Commons:Copyright rules by territory/Cook Islands
Copyright rules: the Cook Islands|
|Standard||Life + 50 years|
|Audiovisual||Create/publish + 50 years|
|Collective||Create/publish + 50 years|
|Applied art||Create 25 years|
|Terms run to year end||Yes|
|ISO 3166-1 alpha-3||COK|
|Berne convention||2 August 2017|
This page provides an overview of copyright rules of the Cook Islands that are relevant to uploading works into Wikimedia Commons. Note that any work originating in the Cook Islands must be in the public domain, or available under a free license, in both the Cook Islands and the United States before it can be uploaded to Wikimedia Commons. If there is any doubt about the copyright status of a work from the Cook Islands, refer to the Copyright Act for clarification.
The Cook Islands became a British protectorate in 1888. In 1900 the islands were annexed by Britain. In 1901 they were included within the boundaries of the Colony of New Zealand. The islands remained a New Zealand dependent territory until 1965, when they became self-governing. The Cook Islands today is a self-governing island country in free association with New Zealand. The Cook Islands has been a member of the Berne Convention since 2 August 2017.
As of 2019 the World Intellectual Property Organization (WIPO), an agency of the United Nations, listed the Copyright Act 2013 and the Traditional Knowledge Act 2013 as the main IP laws enacted by the legislature of the Cook Islands. The WIPO-LEX website holds copies of these acts, which both entered into force on 5 December 2013.
The Copyright Act 1962 of New Zealand applied to the Cook Islands until 2013. The 2013 Act replaced the Copyright Act 1962, but was not retroactive.
- On and from its commencement, this Act applies, with any necessary modification, to any work, performance, sound recording, or communication to the public protected under the Copyright Act 1962 or any previous Act if the term of copyright protection or rights protection for the work, performance, sound recording, or communication to the public has not expired under that enactment (the previous enactment).[8/2013 Sec.53(1)]
- The protection under subsection (1) applies for the balance of the term of protection as calculated in accordance with the previous enactment.[8/2013 Sec.53(2)]
According to the former Copyright Act 1962, a work is in the public domain if it meets one of the following criteria:
- It is an anonymous work or pseudonymous work and 50 years have passed since the date of its publication

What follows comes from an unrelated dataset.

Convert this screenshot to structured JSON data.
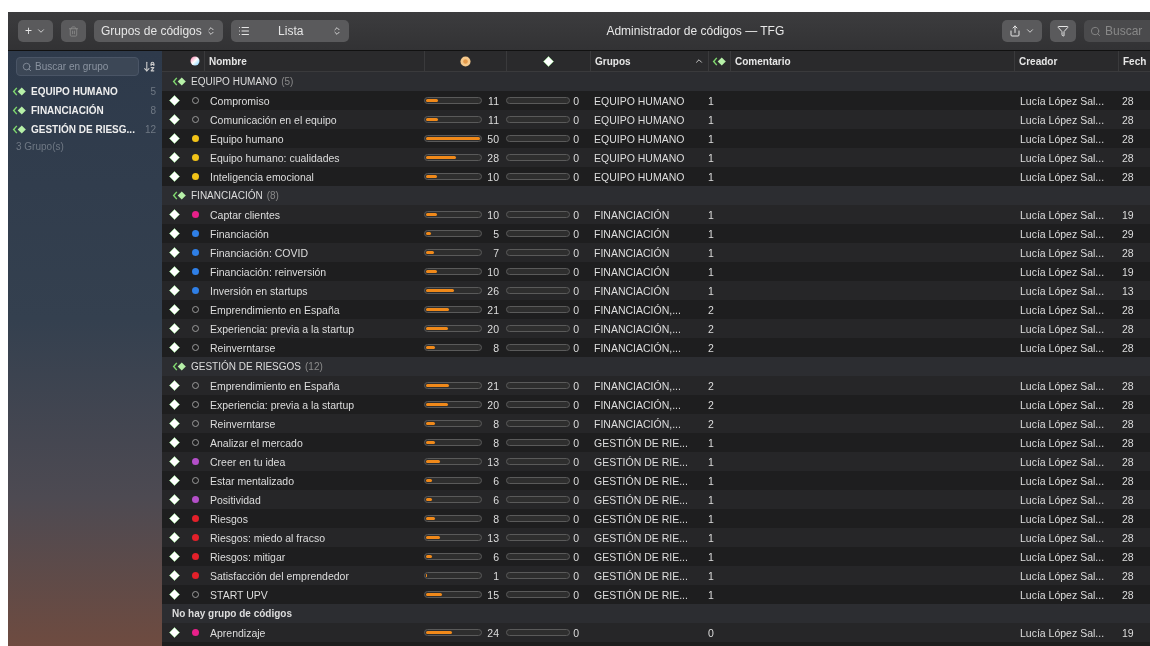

- It is another kind of work, and 50 years have passed since the year of death of the author (or last-surviving author)
- It is work not published during the lifetime of the author, and 75 years have passed since the death of the author, or 50 years have passed since the date of its publication, whichever period is the shorter
- It is a photographic work, sound recording, cinematograph film, television or sound broadcast and 50 years have passed since the date of its creation
- It is a "original literary, dramatic, musical, or artistic work made by or under the direction or control of Her Majesty or a Government Department", and 50 years have passed since the date of its creation
According to the Copyright Act 8/2013,
- Copyright in a work (other than a work of applied art or a typographical arrangement of a published edition) exists (a) for the life of the author; and (b) for 50 years from the end of the calendar year in which the author dies.[8/2013 Sec.13(1)]
- If 2 or more individuals are the authors of a work, copyright in the work (other than a work of applied art or a typographical arrangement of a published edition) exists ( a) for the life of the longest-surviving author; and (b) for 50 years from the end ·of the calendar year in which that author dies.[8/2013 Sec.13(2)]
- Copyright in a collective work (other than a work of applied art or a typographical arrangement of a published edition) or film exists for 50 years from the end of the calendar year in which the latest of the following events occurred: (a) the work was made: (b) the work was first made available to the public: (c) the work was first published.[8/2013 Sec.13(3)]
- Copyright in a work of applied art (including a collective work) exists for 25 years from the end of the calendar year in which the work was made.[8/2013 Sec.13(4)]
- Copyright in a typographical arrangement of a published edition of the whole or any part of a literary work, dramatic work, or musical work (including a collective work) exists for 25 years from the end of the calendar year in which the edition is first published.[8/2013 Sec.13(5)]
- The definition of "work" does not include any work that is an official text, or a translation, of a legislative, administrative, or legal nature.[8/2013 Sec.3(work)]
- Copyright does not exist in any idea, procedure, system, method of operation, concept, principle, discovery, or data expressed, described, explained, illustrated, or otherwise embodied in a work.[8/2013 Sec.7(4)]
The Traditional Knowledge Act 2013, which is not retroactive, imposes non-copyright restrictions on the uses allowed for expressions of traditional knowledge. Ownership of rights to traditional knowledge is confirmed by the Are Korero of the traditional community, and the owner must approve various types of use, including commercial use.